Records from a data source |
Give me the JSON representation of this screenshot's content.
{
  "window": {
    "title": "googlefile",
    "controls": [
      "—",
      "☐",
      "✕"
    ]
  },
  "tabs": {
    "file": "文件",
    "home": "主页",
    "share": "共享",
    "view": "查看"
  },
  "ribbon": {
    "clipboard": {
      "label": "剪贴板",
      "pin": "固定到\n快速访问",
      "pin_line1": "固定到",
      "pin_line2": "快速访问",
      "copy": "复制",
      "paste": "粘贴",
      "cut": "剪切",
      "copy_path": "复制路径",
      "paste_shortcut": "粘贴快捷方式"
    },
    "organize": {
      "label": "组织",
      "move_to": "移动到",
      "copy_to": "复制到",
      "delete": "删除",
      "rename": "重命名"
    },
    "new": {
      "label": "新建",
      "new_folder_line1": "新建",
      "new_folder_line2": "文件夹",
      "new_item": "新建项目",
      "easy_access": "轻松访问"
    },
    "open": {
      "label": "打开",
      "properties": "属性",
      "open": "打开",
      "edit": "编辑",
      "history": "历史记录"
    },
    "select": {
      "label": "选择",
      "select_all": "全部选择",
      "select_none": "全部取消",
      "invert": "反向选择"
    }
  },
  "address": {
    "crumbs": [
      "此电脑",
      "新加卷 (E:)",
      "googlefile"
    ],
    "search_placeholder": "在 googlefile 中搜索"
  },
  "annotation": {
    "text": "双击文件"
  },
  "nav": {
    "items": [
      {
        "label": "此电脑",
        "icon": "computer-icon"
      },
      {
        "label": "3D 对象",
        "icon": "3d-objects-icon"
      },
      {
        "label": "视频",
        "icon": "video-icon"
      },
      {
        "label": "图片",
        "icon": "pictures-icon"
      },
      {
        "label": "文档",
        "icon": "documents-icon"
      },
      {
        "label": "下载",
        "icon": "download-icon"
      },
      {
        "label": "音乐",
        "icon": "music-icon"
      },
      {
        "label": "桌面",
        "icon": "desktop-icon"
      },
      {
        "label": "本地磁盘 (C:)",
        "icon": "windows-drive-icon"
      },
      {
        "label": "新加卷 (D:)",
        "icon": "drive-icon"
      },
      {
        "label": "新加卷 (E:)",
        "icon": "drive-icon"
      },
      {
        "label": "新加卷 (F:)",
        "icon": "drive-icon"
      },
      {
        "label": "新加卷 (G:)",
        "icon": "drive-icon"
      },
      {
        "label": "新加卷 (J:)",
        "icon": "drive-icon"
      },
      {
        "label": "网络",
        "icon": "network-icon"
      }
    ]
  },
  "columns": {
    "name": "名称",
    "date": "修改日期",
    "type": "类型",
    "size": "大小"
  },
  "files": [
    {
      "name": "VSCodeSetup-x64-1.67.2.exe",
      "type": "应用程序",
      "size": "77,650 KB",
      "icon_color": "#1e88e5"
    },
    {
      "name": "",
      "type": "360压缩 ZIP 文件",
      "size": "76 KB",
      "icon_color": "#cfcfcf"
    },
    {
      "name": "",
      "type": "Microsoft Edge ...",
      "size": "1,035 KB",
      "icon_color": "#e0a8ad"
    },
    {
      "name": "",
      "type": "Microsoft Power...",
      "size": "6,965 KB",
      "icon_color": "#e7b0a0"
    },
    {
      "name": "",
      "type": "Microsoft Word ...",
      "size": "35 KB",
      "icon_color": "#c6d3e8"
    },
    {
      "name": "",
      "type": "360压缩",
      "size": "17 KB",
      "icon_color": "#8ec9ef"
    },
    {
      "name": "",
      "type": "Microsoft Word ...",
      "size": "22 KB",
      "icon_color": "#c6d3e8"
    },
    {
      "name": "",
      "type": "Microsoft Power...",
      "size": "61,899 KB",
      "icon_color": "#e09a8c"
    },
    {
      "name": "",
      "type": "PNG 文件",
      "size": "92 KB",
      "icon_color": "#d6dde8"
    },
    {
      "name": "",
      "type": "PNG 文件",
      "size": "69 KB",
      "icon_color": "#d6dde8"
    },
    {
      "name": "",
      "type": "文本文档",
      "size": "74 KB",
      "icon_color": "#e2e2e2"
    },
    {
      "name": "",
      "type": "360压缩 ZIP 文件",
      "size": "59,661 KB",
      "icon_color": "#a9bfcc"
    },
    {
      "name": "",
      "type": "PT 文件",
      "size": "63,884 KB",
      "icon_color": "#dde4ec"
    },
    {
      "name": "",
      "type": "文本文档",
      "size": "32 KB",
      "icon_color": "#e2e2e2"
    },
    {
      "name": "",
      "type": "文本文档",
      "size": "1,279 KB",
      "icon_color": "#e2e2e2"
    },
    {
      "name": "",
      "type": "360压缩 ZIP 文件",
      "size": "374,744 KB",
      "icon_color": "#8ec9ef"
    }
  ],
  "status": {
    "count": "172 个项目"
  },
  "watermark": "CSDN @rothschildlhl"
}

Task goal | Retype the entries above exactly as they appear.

Result for this exercise |
Give me the JSON representation of this screenshot's content.
{
  "window": {
    "title": "googlefile",
    "controls": [
      "—",
      "☐",
      "✕"
    ]
  },
  "tabs": {
    "file": "文件",
    "home": "主页",
    "share": "共享",
    "view": "查看"
  },
  "ribbon": {
    "clipboard": {
      "label": "剪贴板",
      "pin": "固定到\n快速访问",
      "pin_line1": "固定到",
      "pin_line2": "快速访问",
      "copy": "复制",
      "paste": "粘贴",
      "cut": "剪切",
      "copy_path": "复制路径",
      "paste_shortcut": "粘贴快捷方式"
    },
    "organize": {
      "label": "组织",
      "move_to": "移动到",
      "copy_to": "复制到",
      "delete": "删除",
      "rename": "重命名"
    },
    "new": {
      "label": "新建",
      "new_folder_line1": "新建",
      "new_folder_line2": "文件夹",
      "new_item": "新建项目",
      "easy_access": "轻松访问"
    },
    "open": {
      "label": "打开",
      "properties": "属性",
      "open": "打开",
      "edit": "编辑",
      "history": "历史记录"
    },
    "select": {
      "label": "选择",
      "select_all": "全部选择",
      "select_none": "全部取消",
      "invert": "反向选择"
    }
  },
  "address": {
    "crumbs": [
      "此电脑",
      "新加卷 (E:)",
      "googlefile"
    ],
    "search_placeholder": "在 googlefile 中搜索"
  },
  "annotation": {
    "text": "双击文件"
  },
  "nav": {
    "items": [
      {
        "label": "此电脑",
        "icon": "computer-icon"
      },
      {
        "label": "3D 对象",
        "icon": "3d-objects-icon"
      },
      {
        "label": "视频",
        "icon": "video-icon"
      },
      {
        "label": "图片",
        "icon": "pictures-icon"
      },
      {
        "label": "文档",
        "icon": "documents-icon"
      },
      {
        "label": "下载",
        "icon": "download-icon"
      },
      {
        "label": "音乐",
        "icon": "music-icon"
      },
      {
        "label": "桌面",
        "icon": "desktop-icon"
      },
      {
        "label": "本地磁盘 (C:)",
        "icon": "windows-drive-icon"
      },
      {
        "label": "新加卷 (D:)",
        "icon": "drive-icon"
      },
      {
        "label": "新加卷 (E:)",
        "icon": "drive-icon"
      },
      {
        "label": "新加卷 (F:)",
        "icon": "drive-icon"
      },
      {
        "label": "新加卷 (G:)",
        "icon": "drive-icon"
      },
      {
        "label": "新加卷 (J:)",
        "icon": "drive-icon"
      },
      {
        "label": "网络",
        "icon": "network-icon"
      }
    ]
  },
  "columns": {
    "name": "名称",
    "date": "修改日期",
    "type": "类型",
    "size": "大小"
  },
  "files": [
    {
      "name": "VSCodeSetup-x64-1.67.2.exe",
      "type": "应用程序",
      "size": "77,650 KB",
      "icon_color": "#1e88e5"
    },
    {
      "name": "",
      "type": "360压缩 ZIP 文件",
      "size": "76 KB",
      "icon_color": "#cfcfcf"
    },
    {
      "name": "",
      "type": "Microsoft Edge ...",
      "size": "1,035 KB",
      "icon_color": "#e0a8ad"
    },
    {
      "name": "",
      "type": "Microsoft Power...",
      "size": "6,965 KB",
      "icon_color": "#e7b0a0"
    },
    {
      "name": "",
      "type": "Microsoft Word ...",
      "size": "35 KB",
      "icon_color": "#c6d3e8"
    },
    {
      "name": "",
      "type": "360压缩",
      "size": "17 KB",
      "icon_color": "#8ec9ef"
    },
    {
      "name": "",
      "type": "Microsoft Word ...",
      "size": "22 KB",
      "icon_color": "#c6d3e8"
    },
    {
      "name": "",
      "type": "Microsoft Power...",
      "size": "61,899 KB",
      "icon_color": "#e09a8c"
    },
    {
      "name": "",
      "type": "PNG 文件",
      "size": "92 KB",
      "icon_color": "#d6dde8"
    },
    {
      "name": "",
      "type": "PNG 文件",
      "size": "69 KB",
      "icon_color": "#d6dde8"
    },
    {
      "name": "",
      "type": "文本文档",
      "size": "74 KB",
      "icon_color": "#e2e2e2"
    },
    {
      "name": "",
      "type": "360压缩 ZIP 文件",
      "size": "59,661 KB",
      "icon_color": "#a9bfcc"
    },
    {
      "name": "",
      "type": "PT 文件",
      "size": "63,884 KB",
      "icon_color": "#dde4ec"
    },
    {
      "name": "",
      "type": "文本文档",
      "size": "32 KB",
      "icon_color": "#e2e2e2"
    },
    {
      "name": "",
      "type": "文本文档",
      "size": "1,279 KB",
      "icon_color": "#e2e2e2"
    },
    {
      "name": "",
      "type": "360压缩 ZIP 文件",
      "size": "374,744 KB",
      "icon_color": "#8ec9ef"
    }
  ],
  "status": {
    "count": "172 个项目"
  },
  "watermark": "CSDN @rothschildlhl"
}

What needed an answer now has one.